**WHAT IS BEING ASKED:**
The records below must be written out exactly, with every picture left behind.

**DATA FOR THIS EXERCISE:**
[Start of Attachment]

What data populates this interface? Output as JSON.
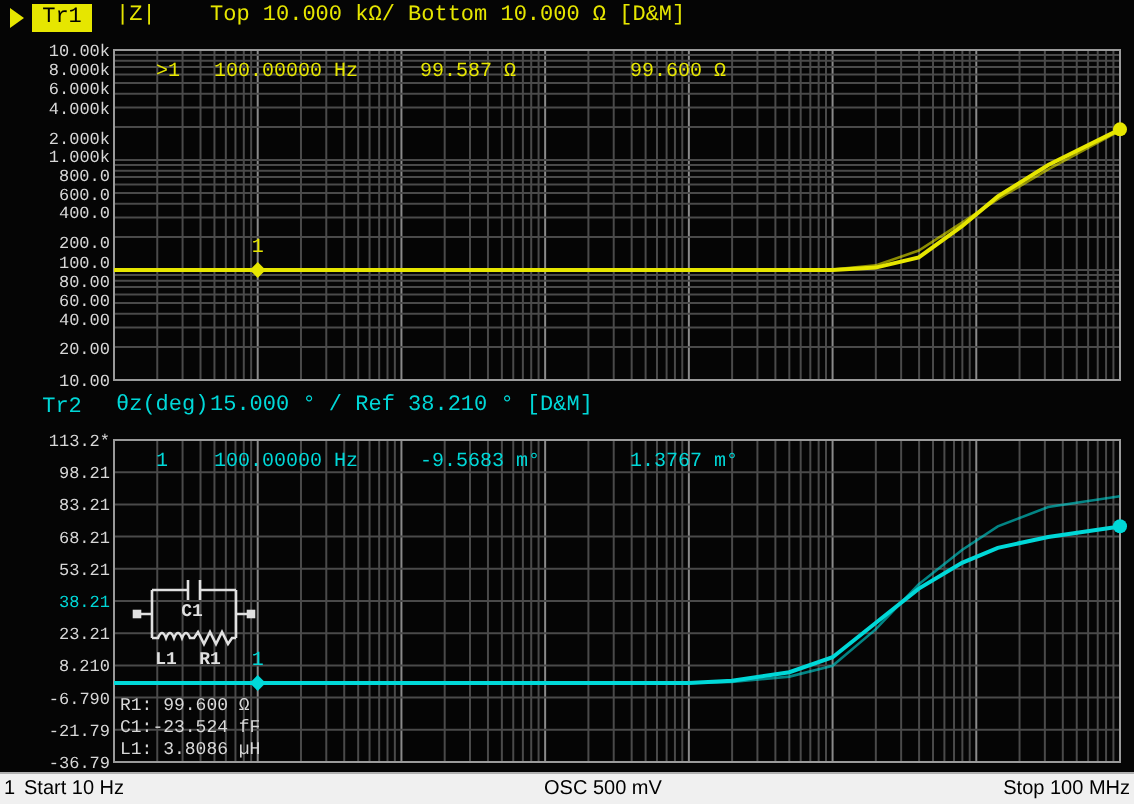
{
  "traces": [
    {
      "name": "Tr1",
      "kind": "magnitude",
      "active": true,
      "color": "#e6e600",
      "format": "|Z|",
      "scale": "Top 10.000 kΩ/ Bottom 10.000 Ω [D&M]",
      "readout": {
        "marker": ">1",
        "frequency": "100.00000 Hz",
        "value": "99.587 Ω",
        "memory_value": "99.600 Ω"
      },
      "marker_label": "1",
      "y_labels": [
        {
          "label": "10.00k",
          "reference": false
        },
        {
          "label": "8.000k",
          "reference": false
        },
        {
          "label": "6.000k",
          "reference": false
        },
        {
          "label": "4.000k",
          "reference": false
        },
        {
          "label": "2.000k",
          "reference": false
        },
        {
          "label": "1.000k",
          "reference": false
        },
        {
          "label": "800.0",
          "reference": false
        },
        {
          "label": "600.0",
          "reference": false
        },
        {
          "label": "400.0",
          "reference": false
        },
        {
          "label": "200.0",
          "reference": false
        },
        {
          "label": "100.0",
          "reference": false
        },
        {
          "label": "80.00",
          "reference": false
        },
        {
          "label": "60.00",
          "reference": false
        },
        {
          "label": "40.00",
          "reference": false
        },
        {
          "label": "20.00",
          "reference": false
        },
        {
          "label": "10.00",
          "reference": false
        }
      ]
    },
    {
      "name": "Tr2",
      "kind": "phase",
      "active": false,
      "color": "#00d8d8",
      "format": "θz(deg)",
      "scale": "15.000 ° / Ref 38.210 ° [D&M]",
      "readout": {
        "marker": "1",
        "frequency": "100.00000 Hz",
        "value": "-9.5683 m°",
        "memory_value": "1.3767 m°"
      },
      "marker_label": "1",
      "y_labels": [
        {
          "label": "113.2*",
          "reference": false
        },
        {
          "label": "98.21",
          "reference": false
        },
        {
          "label": "83.21",
          "reference": false
        },
        {
          "label": "68.21",
          "reference": false
        },
        {
          "label": "53.21",
          "reference": false
        },
        {
          "label": "38.21",
          "reference": true
        },
        {
          "label": "23.21",
          "reference": false
        },
        {
          "label": "8.210",
          "reference": false
        },
        {
          "label": "-6.790",
          "reference": false
        },
        {
          "label": "-21.79",
          "reference": false
        },
        {
          "label": "-36.79",
          "reference": false
        }
      ]
    }
  ],
  "equivalent_circuit": {
    "labels": [
      "C1",
      "L1",
      "R1"
    ],
    "values": [
      "R1: 99.600 Ω",
      "C1:-23.524 fF",
      "L1: 3.8086 µH"
    ]
  },
  "status_bar": {
    "channel": "1",
    "start": "Start 10 Hz",
    "center": "OSC 500 mV",
    "stop": "Stop 100 MHz"
  }
}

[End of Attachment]

**SOLUTION:**
What data populates this interface? Output as JSON.
{
  "traces": [
    {
      "name": "Tr1",
      "kind": "magnitude",
      "active": true,
      "color": "#e6e600",
      "format": "|Z|",
      "scale": "Top 10.000 kΩ/ Bottom 10.000 Ω [D&M]",
      "readout": {
        "marker": ">1",
        "frequency": "100.00000 Hz",
        "value": "99.587 Ω",
        "memory_value": "99.600 Ω"
      },
      "marker_label": "1",
      "y_labels": [
        {
          "label": "10.00k",
          "reference": false
        },
        {
          "label": "8.000k",
          "reference": false
        },
        {
          "label": "6.000k",
          "reference": false
        },
        {
          "label": "4.000k",
          "reference": false
        },
        {
          "label": "2.000k",
          "reference": false
        },
        {
          "label": "1.000k",
          "reference": false
        },
        {
          "label": "800.0",
          "reference": false
        },
        {
          "label": "600.0",
          "reference": false
        },
        {
          "label": "400.0",
          "reference": false
        },
        {
          "label": "200.0",
          "reference": false
        },
        {
          "label": "100.0",
          "reference": false
        },
        {
          "label": "80.00",
          "reference": false
        },
        {
          "label": "60.00",
          "reference": false
        },
        {
          "label": "40.00",
          "reference": false
        },
        {
          "label": "20.00",
          "reference": false
        },
        {
          "label": "10.00",
          "reference": false
        }
      ]
    },
    {
      "name": "Tr2",
      "kind": "phase",
      "active": false,
      "color": "#00d8d8",
      "format": "θz(deg)",
      "scale": "15.000 ° / Ref 38.210 ° [D&M]",
      "readout": {
        "marker": "1",
        "frequency": "100.00000 Hz",
        "value": "-9.5683 m°",
        "memory_value": "1.3767 m°"
      },
      "marker_label": "1",
      "y_labels": [
        {
          "label": "113.2*",
          "reference": false
        },
        {
          "label": "98.21",
          "reference": false
        },
        {
          "label": "83.21",
          "reference": false
        },
        {
          "label": "68.21",
          "reference": false
        },
        {
          "label": "53.21",
          "reference": false
        },
        {
          "label": "38.21",
          "reference": true
        },
        {
          "label": "23.21",
          "reference": false
        },
        {
          "label": "8.210",
          "reference": false
        },
        {
          "label": "-6.790",
          "reference": false
        },
        {
          "label": "-21.79",
          "reference": false
        },
        {
          "label": "-36.79",
          "reference": false
        }
      ]
    }
  ],
  "equivalent_circuit": {
    "labels": [
      "C1",
      "L1",
      "R1"
    ],
    "values": [
      "R1: 99.600 Ω",
      "C1:-23.524 fF",
      "L1: 3.8086 µH"
    ]
  },
  "status_bar": {
    "channel": "1",
    "start": "Start 10 Hz",
    "center": "OSC 500 mV",
    "stop": "Stop 100 MHz"
  }
}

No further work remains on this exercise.